Far from being educated guesses, the many deceptive evolutionary scenarios seem to be nothing short of biased myths arising from the desperate desire to exclude God from lives and consciences.
How do evolutionists respond to the zero likelihood of life arising by chance? The biochemistry text quoted above asks and then answers the question: “How then did life arise? The answer, most probably, is that it was guided according to the Darwinian principle of the survival of the fittest as it applies at the molecular level.”14 The key fact to note here is that natural selection simply cannot act unless there are functional, self-replicating molecules present to act on. We have already seen that no such system could possibly appear by chance. Life in its totality must have been created in the beginning, just as God told us.
References and notes
- DNA stands for deoxyribonucleic acid.
- About 1/100th of a millimeter in diameter.
- One human cell contains 3 x 109 nucleotide bases (genetic letters) in just one of the two copies of DNA present in the cells.
- RNA stands for ribonucleic acid, which is very similar to DNA but contains an additional oxygen molecule in the sugar backbone.
- This figure is for “simple” prokaryotic systems; in more complex eukaryotic systems, not only are there more proteins involved in forming the RNA polymerase complex (i.e., 9Â11 proteins), there are three different RNA polymerase complexes, specialized for the synthesis of various RNAs, including mRNA, rRNA and tRNA.
- Nucleoside triphosphates: ATP, GTP, UTP and CTP. These building blocks are relatively complex chemicals and require energy, precursor chemicals, and proteins in order to be made available for RNA synthesis.

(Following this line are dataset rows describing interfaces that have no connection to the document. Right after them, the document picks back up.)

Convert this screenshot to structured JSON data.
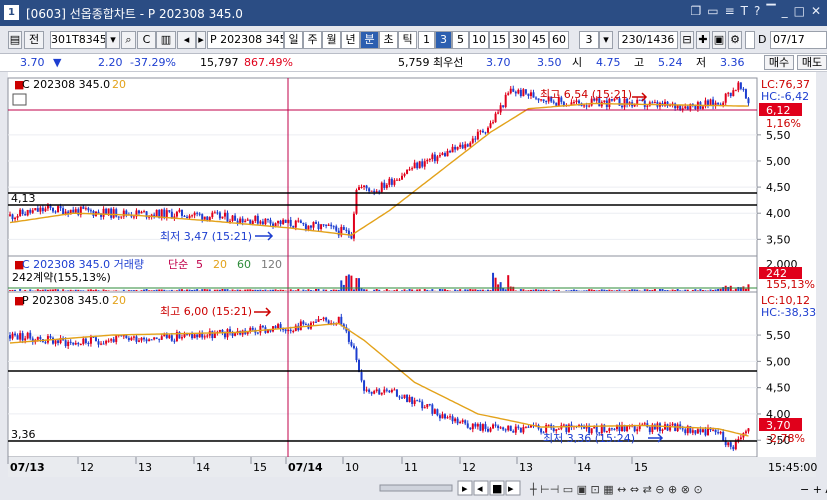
{
  "window": {
    "num": "1",
    "title": "[0603] 선옵종합차트 - P 202308 345.0"
  },
  "toolbar": {
    "jeon": "전",
    "code1": "301T8345",
    "code2": "P 202308 345",
    "periods": [
      "일",
      "주",
      "월",
      "년",
      "분",
      "초",
      "틱"
    ],
    "active_period": "분",
    "mins": [
      "1",
      "3",
      "5",
      "10",
      "15",
      "30",
      "45",
      "60"
    ],
    "active_min": "3",
    "count": "3",
    "range": "230/1436",
    "d_label": "D",
    "date": "07/17",
    "buy": "매수",
    "sell": "매도"
  },
  "quote": {
    "price": "3.70",
    "change": "2.20",
    "change_pct": "-37.29%",
    "volume": "15,797",
    "vol_pct": "867.49%",
    "oi": "5,759",
    "best_label": "최우선",
    "best_ask": "3.70",
    "best_bid": "3.50",
    "open_label": "시",
    "open": "4.75",
    "high_label": "고",
    "high": "5.24",
    "low_label": "저",
    "low": "3.36"
  },
  "colors": {
    "up": "#e0001b",
    "down": "#1d3ed0",
    "ma": "#e3a21a",
    "axis": "#6f7480"
  },
  "icons": [
    "list-icon",
    "menu-icon",
    "window-restore-icon",
    "window-minimize-icon",
    "font-size-icon",
    "help-icon",
    "pin-icon",
    "close-icon"
  ],
  "panel1": {
    "name": "C 202308 345.0",
    "ma": "20",
    "lc": "LC:76,37",
    "hc": "HC:-6,42",
    "price_tag": "6,12",
    "pct_tag": "1,16%",
    "hline_label": "4,13",
    "high_note": "최고 6,54 (15:21)",
    "low_note": "최저 3,47 (15:21)"
  },
  "panel2": {
    "name": "C 202308 345.0 거래량",
    "ma_label": "단순",
    "ma_values": [
      "5",
      "20",
      "60",
      "120"
    ],
    "sub": "242계약(155,13%)",
    "vol_tag": "242",
    "vol_pct_tag": "155,13%"
  },
  "panel3": {
    "name": "P 202308 345.0",
    "ma": "20",
    "lc": "LC:10,12",
    "hc": "HC:-38,33",
    "price_tag": "3,70",
    "pct_tag": "-2,78%",
    "hline_label": "3,36",
    "high_note": "최고 6,00 (15:21)",
    "low_note": "최저 3,36 (15:24)"
  },
  "xaxis": {
    "labels": [
      "07/13",
      "12",
      "13",
      "14",
      "15",
      "07/14",
      "10",
      "11",
      "12",
      "13",
      "14",
      "15"
    ],
    "end": "15:45:00"
  },
  "chart_data": [
    {
      "type": "candlestick",
      "series": "C 202308 345.0",
      "ylim": [
        3.2,
        6.55
      ],
      "yticks": [
        3.5,
        4.0,
        4.5,
        5.0,
        5.5
      ],
      "anchors": [
        [
          0,
          3.95
        ],
        [
          15,
          4.08
        ],
        [
          40,
          4.0
        ],
        [
          70,
          3.98
        ],
        [
          100,
          3.86
        ],
        [
          125,
          3.72
        ],
        [
          135,
          3.6
        ],
        [
          137,
          4.5
        ],
        [
          145,
          4.45
        ],
        [
          160,
          4.9
        ],
        [
          180,
          5.3
        ],
        [
          190,
          5.7
        ],
        [
          198,
          6.35
        ],
        [
          220,
          6.1
        ],
        [
          240,
          6.12
        ],
        [
          260,
          6.05
        ],
        [
          280,
          6.1
        ],
        [
          288,
          6.45
        ],
        [
          292,
          6.12
        ]
      ],
      "ma20_anchors": [
        [
          0,
          3.82
        ],
        [
          25,
          4.0
        ],
        [
          50,
          3.96
        ],
        [
          80,
          3.85
        ],
        [
          110,
          3.72
        ],
        [
          135,
          3.58
        ],
        [
          150,
          4.05
        ],
        [
          170,
          4.8
        ],
        [
          190,
          5.55
        ],
        [
          205,
          6.0
        ],
        [
          230,
          6.1
        ],
        [
          292,
          6.05
        ]
      ]
    },
    {
      "type": "bar",
      "series": "거래량",
      "ylim": [
        0,
        2000
      ],
      "ytick": 2000
    },
    {
      "type": "candlestick",
      "series": "P 202308 345.0",
      "ylim": [
        3.2,
        6.3
      ],
      "yticks": [
        3.5,
        4.0,
        4.5,
        5.0,
        5.5
      ],
      "anchors": [
        [
          0,
          5.5
        ],
        [
          25,
          5.35
        ],
        [
          50,
          5.45
        ],
        [
          80,
          5.5
        ],
        [
          110,
          5.65
        ],
        [
          130,
          5.8
        ],
        [
          136,
          5.25
        ],
        [
          140,
          4.5
        ],
        [
          155,
          4.35
        ],
        [
          170,
          4.0
        ],
        [
          185,
          3.75
        ],
        [
          200,
          3.7
        ],
        [
          230,
          3.72
        ],
        [
          260,
          3.75
        ],
        [
          280,
          3.65
        ],
        [
          285,
          3.36
        ],
        [
          292,
          3.7
        ]
      ],
      "ma20_anchors": [
        [
          0,
          5.35
        ],
        [
          40,
          5.5
        ],
        [
          90,
          5.55
        ],
        [
          130,
          5.72
        ],
        [
          140,
          5.4
        ],
        [
          160,
          4.6
        ],
        [
          185,
          4.0
        ],
        [
          210,
          3.75
        ],
        [
          250,
          3.78
        ],
        [
          280,
          3.72
        ],
        [
          292,
          3.58
        ]
      ]
    }
  ]
}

- This is the figure for prokaryotes; for eukaryotes there are 73 different proteins involved and 4 rRNAs.
- Take the mass of the earth 5.9728 x 1027g divided by 110g/mole, the average mass of amino acids, to determine that there would be approximately 5.4298 x 1025 moles of amino acids; multiply this number by Avogadro’s number (6.023 x 1023) to determine the number of amino acid molecules present.
- That is, proteins containing 100 amino acids each. The size of our hypothetical protein is actually smaller than most proteins that occur in nature.
- The number of possible sequences (1.268 x 10130) divided by the number of 100-mers available (3.27 x 1047) = 3.88 x 1082.
- Sixty seconds per minute x 60 min/hr x 24 hr/day x 365.26 days/year x 4.6 billion years = 1.45 x 1017 seconds.
- The 1.268 x 10130 sequence combinations to try divided by 3.27 x 1047 proteins that can be rearranged = 3.88 x 1082 rearrangements necessary for each 100-mer protein if all combinations are to be tried. 3.88 x 1082 rearrangements per protein divided by 1.45 x 1017 seconds = 2.67 x 1065 rearrangements per protein per second. This is an oversimplification, since it assumes that each 100-mer would actually never try the same sequence twice and that all the possibilities would necessarily be tried.
- Donald Voet and Judith G. Voet, Biochemistry, John Wiley and Sons, New York, p. 23, 1995.
Since authoring this chapter, John Marcus has given up his position as a research scientist. He has been serving as pastor of the First Protestant Reformed Church of Edmonton (Canada) since 2005.